My daughter and I experience a level of mutual respect that I think would baffle many parents. She knows many things I don't know, she has many talents I don't have, I have no interest in running her life and she has no need to assert her independence over me. She already has it. When she runs, I serve as a secretary, answering questions about things like the local fauna ... and since she knows I've read the book. she doesn't find it at all odd to simply take my word. It is called trust.

In turn, I don't quibble with her rulings - mostly because, unlike a lot of nerds who play this game, I don't have a huge insecurity that requires I assert myself over everyone in the room. I love my daughter and it is more important to me that she feels confident in the decision she's made than in winning some meaningless piece of ground for the sake of my character. I want her to feel unfettered, focused and able.

Your hat may be off, richard, but it's called 'teaching.' This may be a mystery to you, but many parents are quite capable of putting aside their pettiness and concentrating on what's actually important. If your mind was open, I could sit even you down and teach you how to run in the framework of my world with pretty much the same respect. The question is, if I am the teacher, are you able to be the student?

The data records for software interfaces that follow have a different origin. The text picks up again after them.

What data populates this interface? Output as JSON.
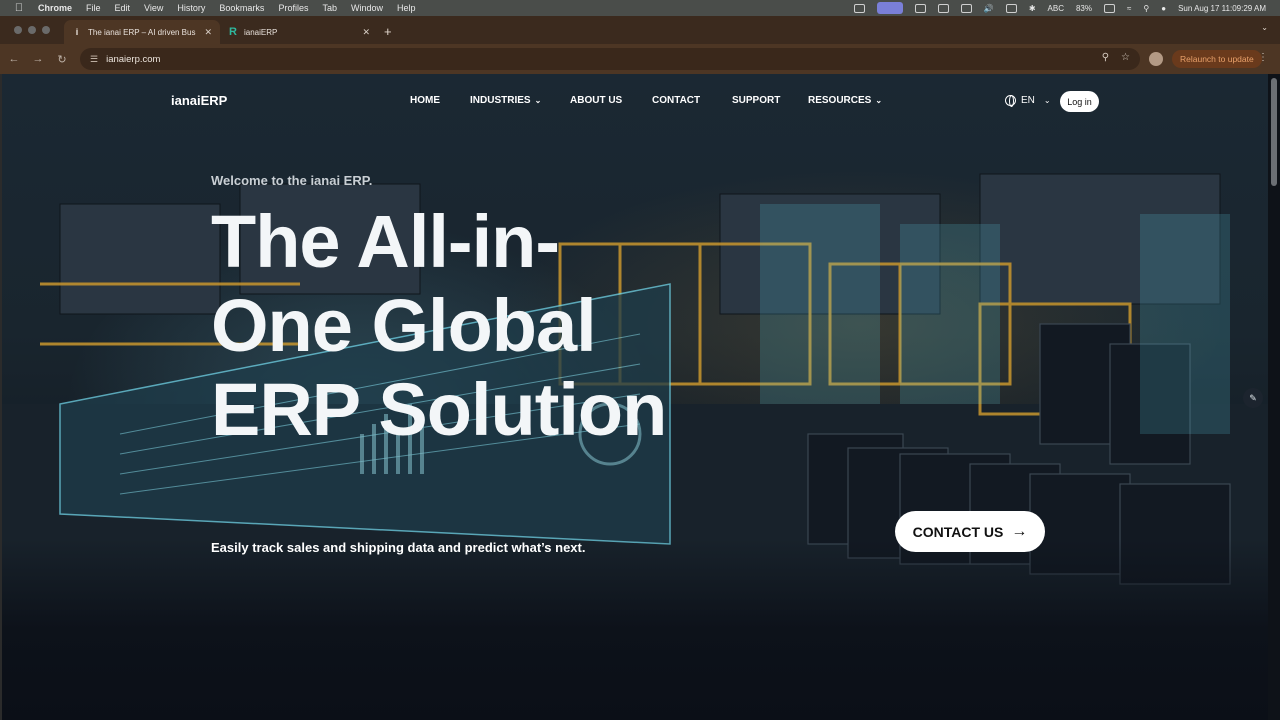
{
  "menubar": {
    "app_name": "Chrome",
    "menus": [
      "File",
      "Edit",
      "View",
      "History",
      "Bookmarks",
      "Profiles",
      "Tab",
      "Window",
      "Help"
    ],
    "input_source": "ABC",
    "battery": "83%",
    "datetime": "Sun Aug 17  11:09:29 AM"
  },
  "browser": {
    "tabs": [
      {
        "title": "The ianai ERP – AI driven Bus",
        "active": true
      },
      {
        "title": "ianaiERP",
        "active": false
      }
    ],
    "url": "ianaierp.com",
    "relaunch_label": "Relaunch to update"
  },
  "site": {
    "logo": "ianaiERP",
    "nav": {
      "home": "HOME",
      "industries": "INDUSTRIES",
      "about": "ABOUT US",
      "contact": "CONTACT",
      "support": "SUPPORT",
      "resources": "RESOURCES"
    },
    "language": "EN",
    "login_label": "Log in"
  },
  "hero": {
    "welcome": "Welcome to the ianai ERP.",
    "title_lines": [
      "The All-in-",
      "One Global",
      "ERP Solution"
    ],
    "tagline": "Easily track sales and shipping data and predict what’s next.",
    "cta_label": "CONTACT US"
  },
  "colors": {
    "tab_strip": "#3b2a1e",
    "toolbar": "#4d3624",
    "relaunch_text": "#e8a06a",
    "hero_dark": "#0b0f17"
  }
}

My daughter is. She respects me and trusts me because she has learned that I don't have ulterior motives. I am always right there on the page. If more people could put aside their anxiousness, as you call it, and recognize that the world is a great place for discovery - when you have checked your prejudices at the door - we could really get this hobby off the launching pad.

Anything would be better than reinventing the same crappy wheel over and over.

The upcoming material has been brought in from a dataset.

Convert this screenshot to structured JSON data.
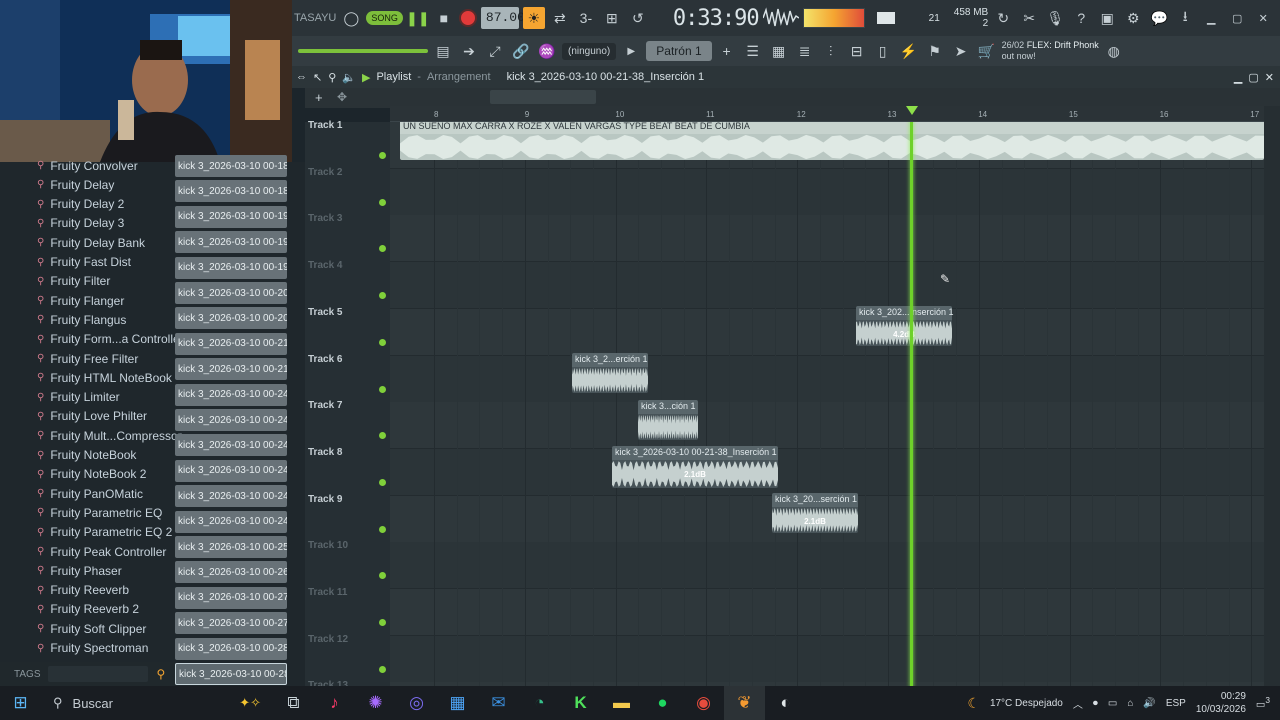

richard said...

As a historian I'm pretty careful about calling any aspect of the past that we glimpse dimly through archival sources "settled," but OK. I was thinking more that any plot built on a historical basis that also has to respect the (necessarily only partly revealed) history of an ongoing campaign involves a whole lot of heavy lifting on the part of the writer before they even get to the bit where the players can interact. The potential for unwittingly stepping on some secret held by the other DM or for making some invalid assumption about the world that only gets revealed during play... as you say, it requires trust.

Alexis said...


As a trained, professional historian, who has been paid for articles written about history (let's just get our dicks out and have this pissing contest full on), I can tell you that there is a place for that kind of "pretty careful" tenure-seeking historicism, and it isn't D&D. I think it makes it much easier to accept that Oliver Cromwell (who is alive and active in my world) really was an enormous asshole.

We're not vying for a seat at the local university, are we?

Now can we please drop this? The need for you to throw out a snarky reply "in a veiled or passive-aggressive manner" exactly in the manner that James described exactly two comments before your first one really is great humour, but I went through this three weeks ago and I don't need it again.

Your comments indicate that you are making unwarranted assumptions. Please ask questions instead. I have never, ever, developed a D&D campaign plot "built on a historical basis" that ever respected anything. Did you think Harold Bloom visits my world the third Saturday of every month for the D&D historical accuracy lecture he delivers at Yale?

richard said...

Wow, my response was rambling, sorry about that.

In short, although I understand that you're trying to communicate here, your way of communicating is insulting and aggressive: I don't want to carry on talking to you.
...your world sounds interesting, though.

Alexis said...

I've never been precisely clear why passive-aggressive isn't considered to be insulting.

Thank you Richard. Have a nice day.

Anonymous said...

If you're ever in need of content for a post, I would like to hear about how Oliver Cromwell(or any historical figure) runs in your game. May I suggest making a lich of Tycho Brahe? His fake nose could be his phylactery! Alright, I'm getting punchy, time for bed.